In his statement released by the NJDOE late this afternoon, Commissioner Hespe stated, “I would like to thank all the educators and students in our districts for their flexibility, patience, and continued dedication to providing a positive testing experience for our students. We apologize for Pearson’s failures and we will hold Pearson accountable for today’s disruptions. We are committed to making sure such disruptions do not happen again.” He added, “We appreciate your continued leadership and tremendous efforts in ensuring a positive testing experience for your students.  The Department will continue to be engaged with Pearson on this issue and will hold Pearson accountable for their failures today.”  In the brief letter to districts, it was unclear what “hold Pearson accountable” means.

Laura Howe, Pearson’s Vice President for Media and Communications ,released the following statement regarding today’s failure: “Pearson is truly sorry for an issue this morning that caused a disruption for New Jersey families and their students and resulted in the cancellation of PARCC testing today in many school districts. We know that students and teachers have put in a tremendous amount of work to master the high academic standards set forth in New Jersey, and they deserve a smooth testing experience.

Every resource at our disposal is being directed toward identifying the cause of the problem and correcting it as soon as possible without creating any additional inconvenience. While our internal review into what went wrong is not yet complete, we’ve been able to ascertain that this was a technical glitch introduced by a Pearson employee — not a problem with server capacity or the student testing system.

Last night, in an effort to optimize performance of the test administration system used in New Jersey, Pearson made some adjustments that were deployed Tuesday night through Wednesday morning. In doing this, Pearson introduced an unexpected problem that restricted access to the administrative system. We are correcting the issue and will work to ensure it does not happen again.

We do apologize and continue to communicate with the New Jersey Department of Education with any and all updates.”   The fault with the testing, then, lay with a single employee of Pearson who adjusted the system, according to the Pearson spokesperson.  As a result, all New Jersey students in grade 3 to 11 lost a full day of instruction.

Laura Slover, CEO of PARCC Inc., the project manager for the PARCC assessment, stated, “We are disappointed by the disruptions in testing that were created today as a result of errors on the part of Pearson. These kinds of mistakes are unacceptable. 

The PARCC test is broadly considered the best assessment in the nation not only because of its industry-best capacity to accurately measure academic skills and knowledge, but also because of its superior technical quality. Since PARCC assessments were launched last year, over 17 million online PARCC tests have been successfully administered without disruption, including the 2.5 million tests this spring.   

Mistakes like the one that occurred today are indefensible.
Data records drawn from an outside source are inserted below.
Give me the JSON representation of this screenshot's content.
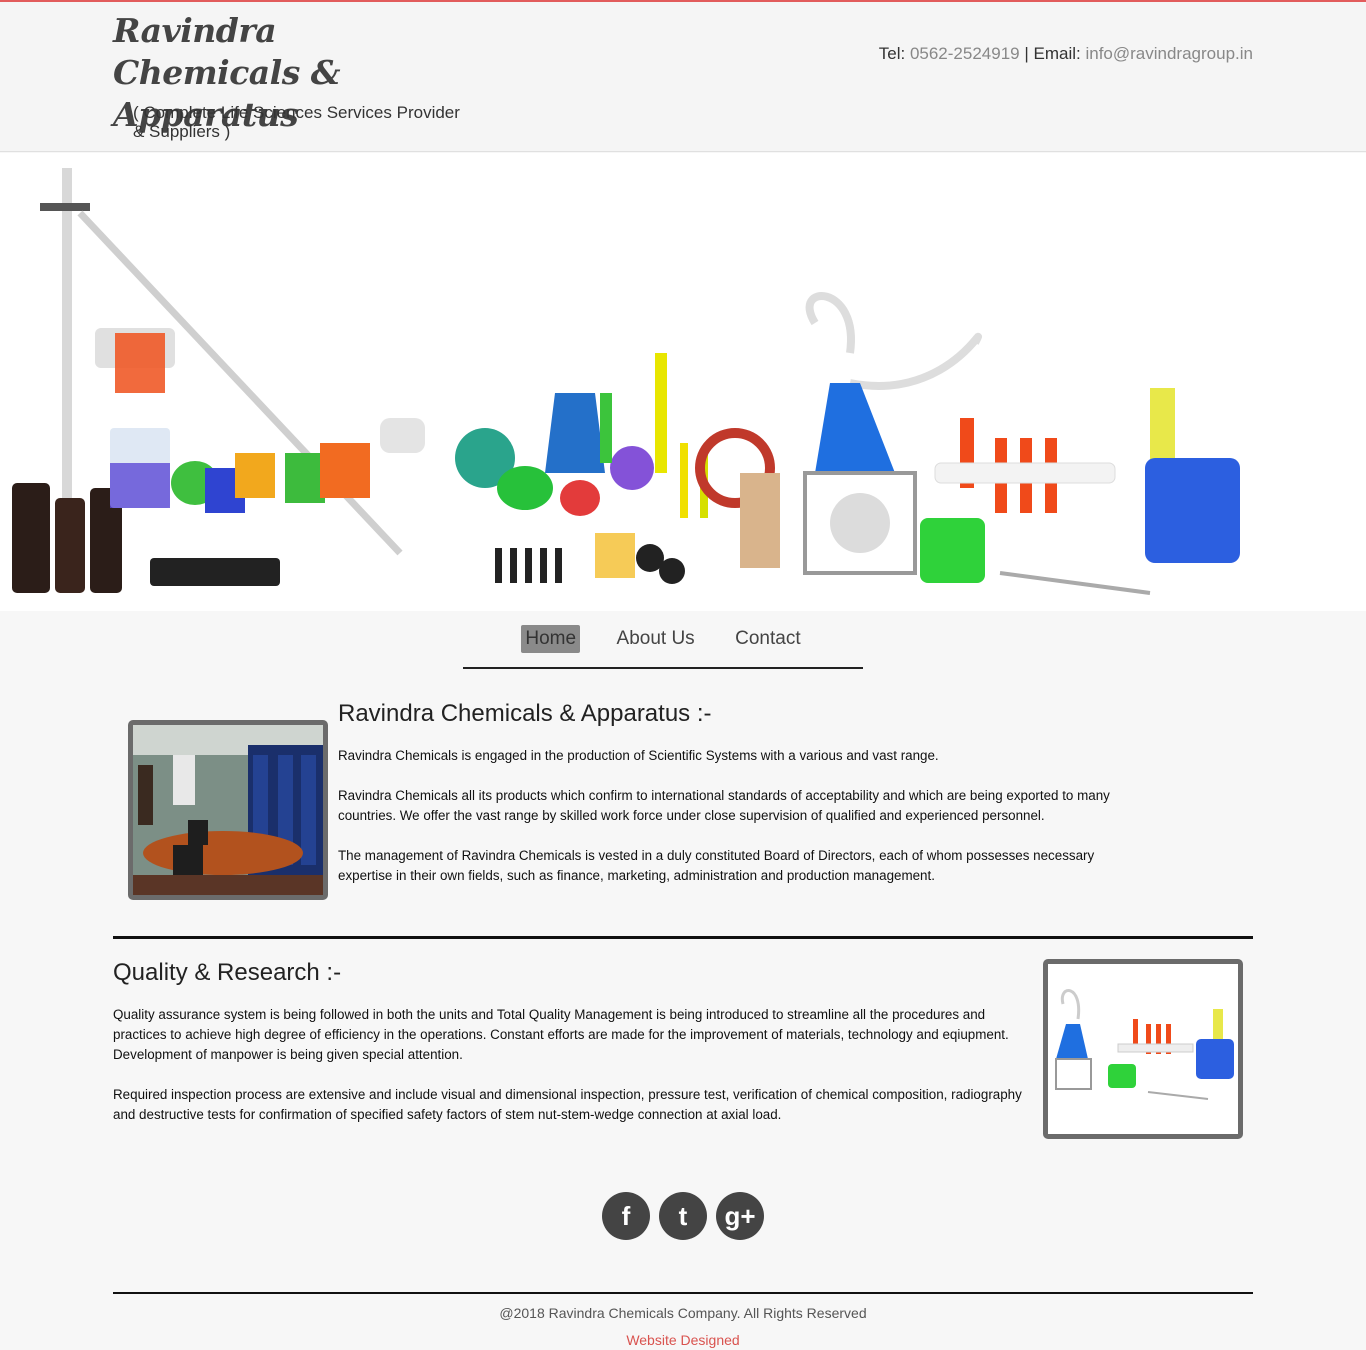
{
  "header": {
    "brand": "Ravindra Chemicals & Apparatus",
    "tagline": "( Complete Life Sciences Services Provider & Suppliers )",
    "tel_label": "Tel:",
    "tel_value": "0562-2524919",
    "separator": "|",
    "email_label": "Email:",
    "email_value": "info@ravindragroup.in"
  },
  "nav": {
    "items": [
      {
        "label": "Home",
        "active": true
      },
      {
        "label": "About Us",
        "active": false
      },
      {
        "label": "Contact",
        "active": false
      }
    ]
  },
  "about": {
    "title": "Ravindra Chemicals & Apparatus :-",
    "paragraphs": [
      "Ravindra Chemicals is engaged in the production of Scientific Systems with a various and vast range.",
      "Ravindra Chemicals all its products which confirm to international standards of acceptability and which are being exported to many countries. We offer the vast range by skilled work force under close supervision of qualified and experienced personnel.",
      "The management of Ravindra Chemicals is vested in a duly constituted Board of Directors, each of whom possesses necessary expertise in their own fields, such as finance, marketing, administration and production management."
    ]
  },
  "quality": {
    "title": "Quality & Research :-",
    "paragraphs": [
      "Quality assurance system is being followed in both the units and Total Quality Management is being introduced to streamline all the procedures and practices to achieve high degree of efficiency in the operations. Constant efforts are made for the improvement of materials, technology and eqiupment. Development of manpower is being given special attention.",
      "Required inspection process are extensive and include visual and dimensional inspection, pressure test, verification of chemical composition, radiography and destructive tests for confirmation of specified safety factors of stem nut-stem-wedge connection at axial load."
    ]
  },
  "social": {
    "facebook": "f",
    "twitter": "t",
    "googleplus": "g+"
  },
  "footer": {
    "copyright": "@2018 Ravindra Chemicals Company. All Rights Reserved",
    "designed": "Website Designed"
  },
  "colors": {
    "accent_red": "#e25c5c",
    "frame_gray": "#6b6b6b",
    "social_bg": "#444444"
  }
}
It is important to us that these tests be administered in a way that eliminates avoidable disruptions and inconveniences, and earlier today, leaders from New Jersey and PARCC Inc. delivered that message to Pearson in the strongest possible terms.”

Pearson Education was on the line today for its disturbance of students’ education, test delivery, and assessment implementation.  Called “indefensible mistakes,” “disruptions,” and “massive failures,” the enormous problems seem unlikely to have been caused by a “technical glitch introduced by a Pearson employee.”   Talk about being thrown under the school bus.